Exercise requirements: Check every line of the entries below for the word "this". Then give the number of lines that have it, with nothing added.

Input data:
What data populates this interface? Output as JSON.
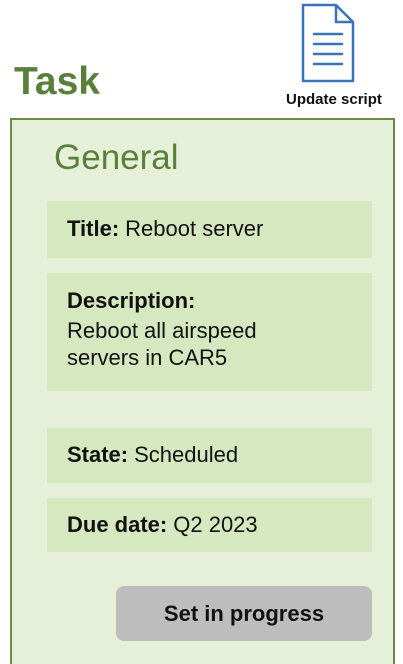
{
  "task": {
    "title": "Task"
  },
  "update_script": {
    "icon": "document-icon",
    "label": "Update script"
  },
  "section": {
    "title": "General"
  },
  "fields": {
    "title": {
      "label": "Title:",
      "value": "Reboot server"
    },
    "description": {
      "label": "Description:",
      "value": "Reboot all airspeed servers in CAR5"
    },
    "state": {
      "label": "State:",
      "value": "Scheduled"
    },
    "due_date": {
      "label": "Due date:",
      "value": "Q2 2023"
    }
  },
  "actions": {
    "set_in_progress": "Set in progress"
  },
  "colors": {
    "brand_green": "#5a7f3b",
    "panel_background": "#e6efd7",
    "field_background": "#d6e8bf",
    "button_background": "#bdbdbd",
    "icon_blue": "#3b73b7"
  }
}
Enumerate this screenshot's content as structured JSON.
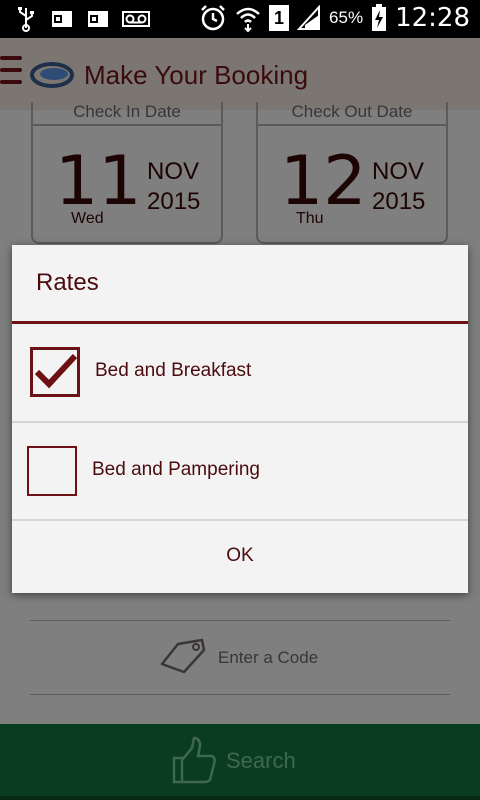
{
  "status_bar": {
    "battery": "65%",
    "time": "12:28",
    "sim_slot": "1",
    "icons": [
      "usb-icon",
      "outlook-icon",
      "outlook-icon",
      "voicemail-icon",
      "alarm-icon",
      "wifi-icon",
      "sim-icon",
      "signal-icon",
      "battery-charging-icon"
    ]
  },
  "app_bar": {
    "title": "Make Your Booking",
    "icons": [
      "menu-icon",
      "logo-icon"
    ]
  },
  "check_in": {
    "label": "Check In Date",
    "day": "11",
    "month": "NOV",
    "year": "2015",
    "weekday": "Wed"
  },
  "check_out": {
    "label": "Check Out Date",
    "day": "12",
    "month": "NOV",
    "year": "2015",
    "weekday": "Thu"
  },
  "promo": {
    "placeholder": "Enter a Code",
    "icon": "tag-icon"
  },
  "search": {
    "label": "Search",
    "icon": "thumbs-up-icon"
  },
  "dialog": {
    "title": "Rates",
    "options": [
      {
        "label": "Bed and Breakfast",
        "checked": true
      },
      {
        "label": "Bed and Pampering",
        "checked": false
      }
    ],
    "ok_label": "OK"
  },
  "colors": {
    "accent": "#6d1214",
    "search_bar": "#0a3c1f",
    "dialog_bg": "#f3f3f3"
  }
}
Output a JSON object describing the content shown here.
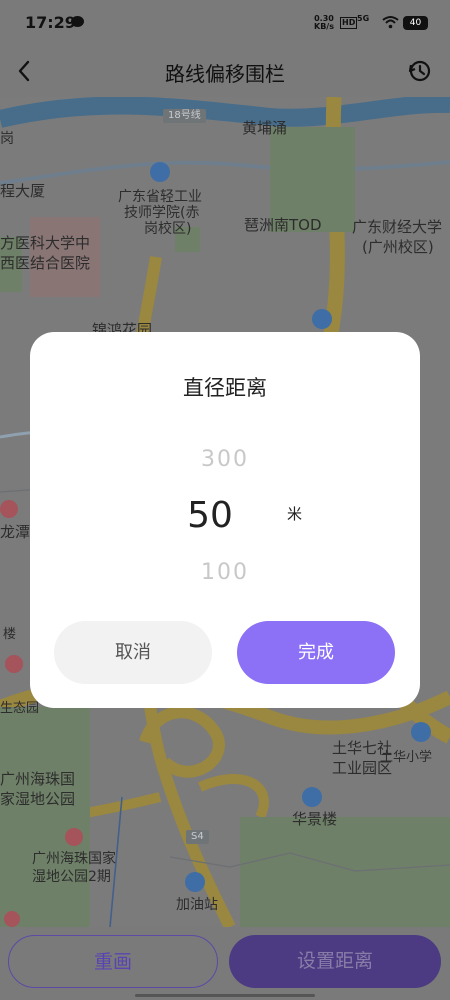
{
  "status_bar": {
    "time": "17:29",
    "speed": "0.30",
    "speed_unit": "KB/s",
    "hd": "HD",
    "network": "5G",
    "battery": "40"
  },
  "app_bar": {
    "title": "路线偏移围栏",
    "back_icon": "chevron-left-icon",
    "history_icon": "history-clock-icon"
  },
  "map": {
    "road_badges": [
      "18号线",
      "S4"
    ],
    "labels": [
      "黄埔涌",
      "广东省轻工业",
      "技师学院(赤",
      "岗校区)",
      "琶洲南TOD",
      "广东财经大学",
      "(广州校区)",
      "程大厦",
      "方医科大学中",
      "西医结合医院",
      "锦鸿花园",
      "龙潭",
      "土华七社",
      "工业园区",
      "土华小学",
      "华景楼",
      "广州海珠国家",
      "湿地公园2期",
      "加油站",
      "广州海珠国",
      "家湿地公园",
      "生态园",
      "岗",
      "楼"
    ]
  },
  "dialog": {
    "title": "直径距离",
    "picker_above": "300",
    "picker_selected": "50",
    "picker_below": "100",
    "unit": "米",
    "cancel_label": "取消",
    "done_label": "完成"
  },
  "bottom_bar": {
    "redraw_label": "重画",
    "set_distance_label": "设置距离"
  },
  "colors": {
    "accent": "#8c70f6",
    "overlay_map": "#7b7b7b",
    "road": "#9a8740",
    "water": "#476d8b"
  }
}
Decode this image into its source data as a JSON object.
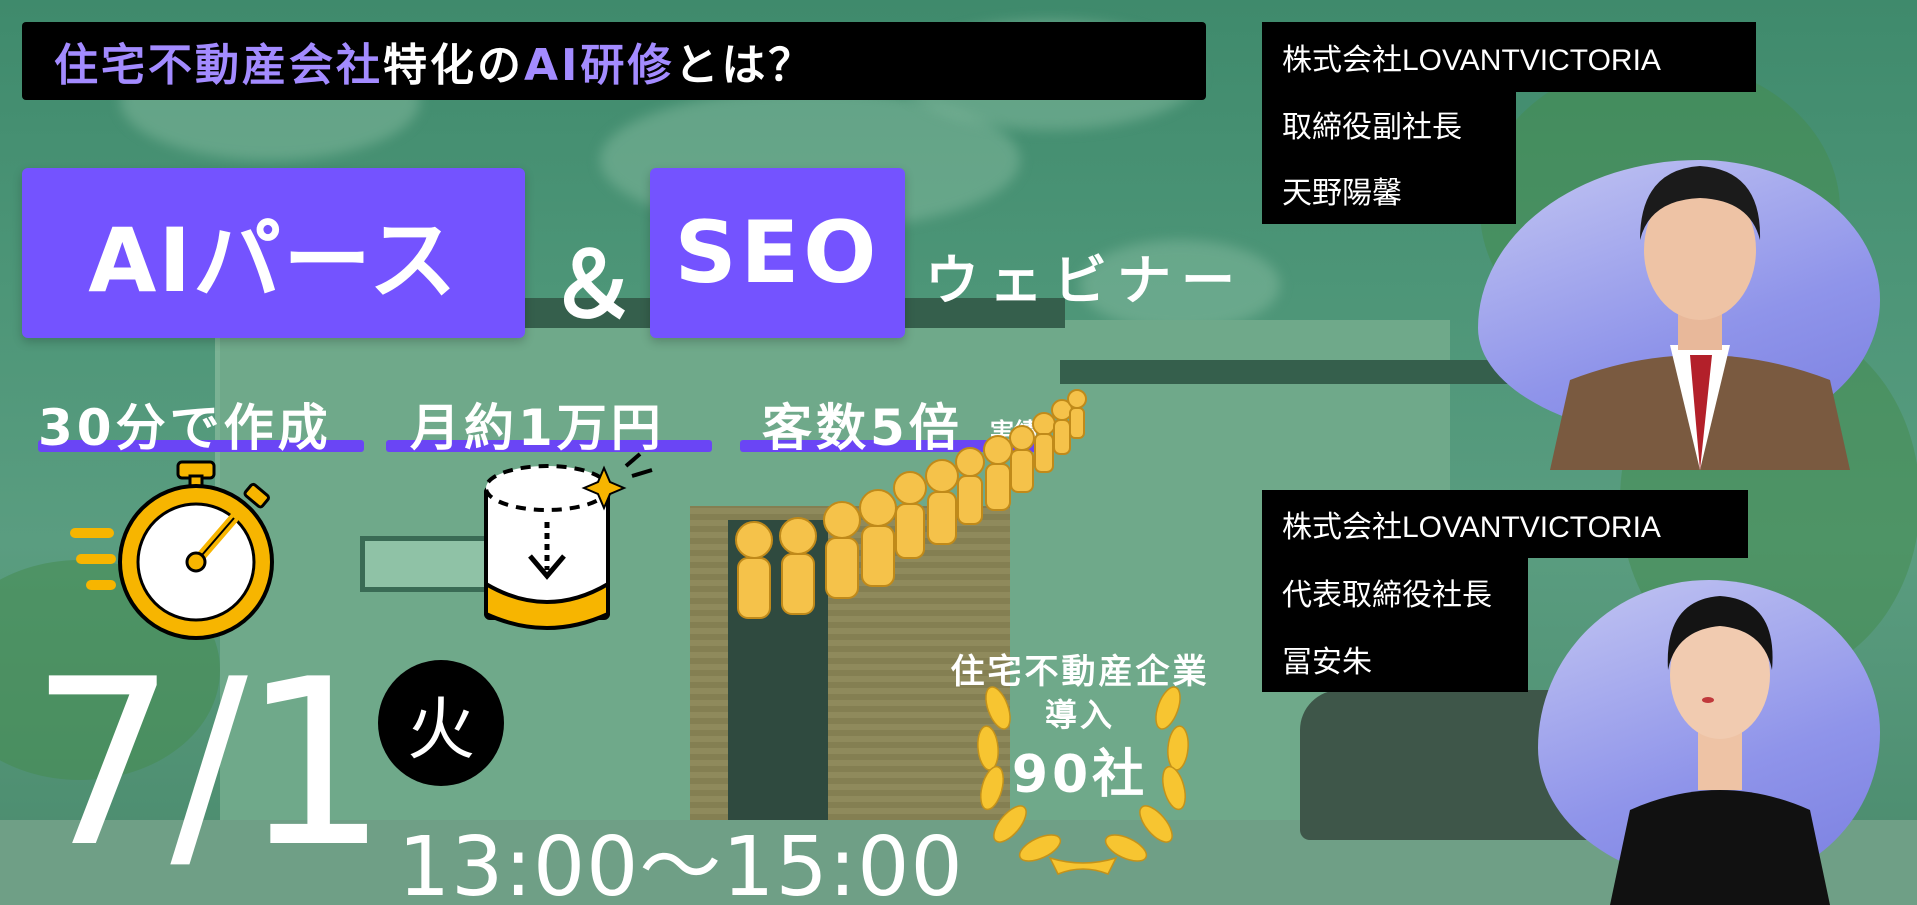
{
  "banner": {
    "title_part1": "住宅不動産会社",
    "title_part2": "特化の",
    "title_part3": "AI研修",
    "title_part4": "とは？"
  },
  "headline": {
    "ai_pers": "AIパース",
    "amp": "＆",
    "seo": "SEO",
    "webinar": "ウェビナー"
  },
  "features": {
    "item1": "30分で作成",
    "item2": "月約1万円",
    "item3": "客数5倍",
    "item3_suffix": "実績"
  },
  "badge": {
    "line1": "住宅不動産企業",
    "line2": "導入",
    "line3": "90社"
  },
  "event": {
    "date": "7/1",
    "weekday": "火",
    "time": "13:00〜15:00"
  },
  "speakers": [
    {
      "company": "株式会社LOVANTVICTORIA",
      "role": "取締役副社長",
      "name": "天野陽馨"
    },
    {
      "company": "株式会社LOVANTVICTORIA",
      "role": "代表取締役社長",
      "name": "冨安朱"
    }
  ],
  "colors": {
    "accent_purple": "#7453ff",
    "banner_purple_text": "#a38bff",
    "icon_gold": "#f7b500",
    "background_green": "#4c9577"
  },
  "icons": [
    "stopwatch-icon",
    "cylinder-download-icon",
    "crowd-queue-icon",
    "laurel-wreath-icon"
  ]
}
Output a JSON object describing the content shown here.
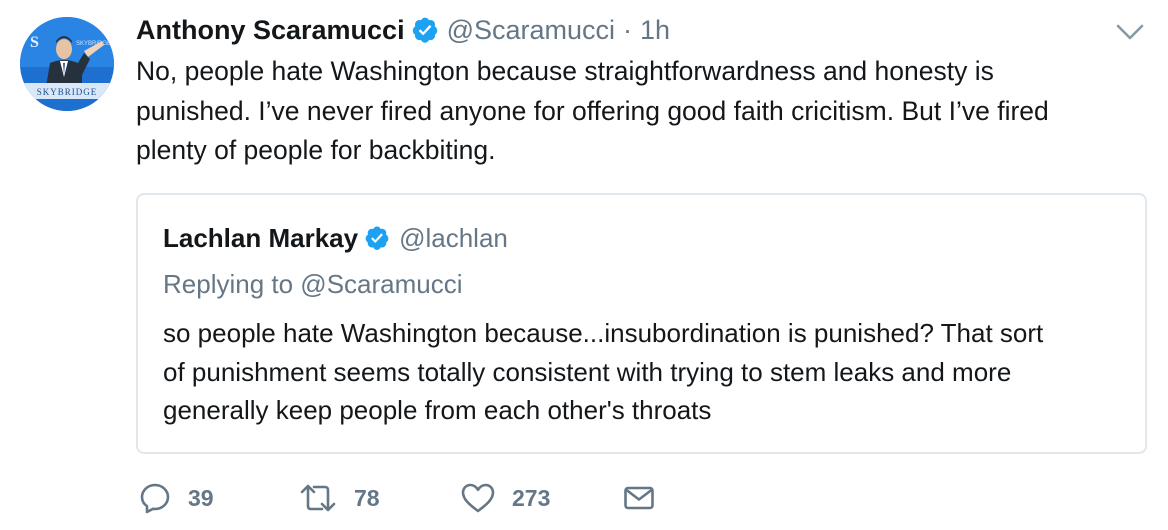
{
  "tweet": {
    "author_name": "Anthony Scaramucci",
    "author_handle": "@Scaramucci",
    "separator": "·",
    "timestamp": "1h",
    "text": "No, people hate Washington because straightforwardness and honesty is\npunished. I’ve never fired anyone for offering good faith cricitism. But I’ve fired\nplenty of people for backbiting.",
    "avatar_banner_text": "SKYBRIDGE"
  },
  "quoted_tweet": {
    "author_name": "Lachlan Markay",
    "author_handle": "@lachlan",
    "replying_to": "Replying to @Scaramucci",
    "text": "so people hate Washington because...insubordination is punished? That sort\nof punishment seems totally consistent with trying to stem leaks and more\ngenerally keep people from each other's throats"
  },
  "actions": {
    "reply_count": "39",
    "retweet_count": "78",
    "like_count": "273"
  },
  "icons": {
    "verified": "verified-badge-icon",
    "caret": "chevron-down-icon",
    "reply": "reply-icon",
    "retweet": "retweet-icon",
    "like": "heart-icon",
    "dm": "envelope-icon"
  },
  "colors": {
    "text": "#14171a",
    "secondary": "#657786",
    "verified_blue": "#1da1f2",
    "border": "#e1e8ed"
  }
}
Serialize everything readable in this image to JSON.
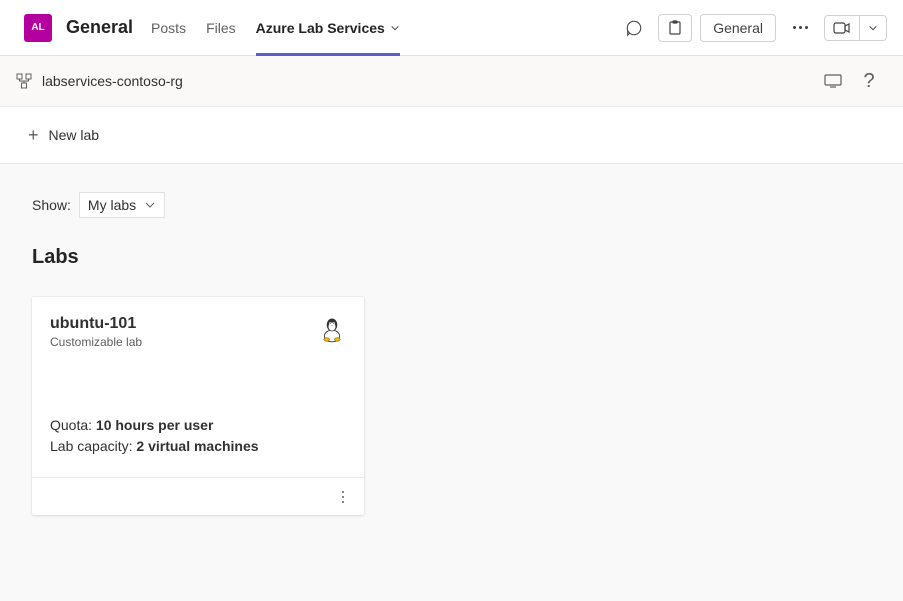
{
  "header": {
    "app_initials": "AL",
    "channel": "General",
    "tabs": {
      "posts": "Posts",
      "files": "Files",
      "azure": "Azure Lab Services"
    },
    "general_button": "General"
  },
  "subheader": {
    "resource_group": "labservices-contoso-rg"
  },
  "toolbar": {
    "new_lab": "New lab"
  },
  "filter": {
    "label": "Show:",
    "value": "My labs"
  },
  "section": {
    "title": "Labs"
  },
  "labs": [
    {
      "name": "ubuntu-101",
      "subtitle": "Customizable lab",
      "quota_label": "Quota: ",
      "quota_value": "10 hours per user",
      "capacity_label": "Lab capacity: ",
      "capacity_value": "2 virtual machines"
    }
  ]
}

Answer below: 4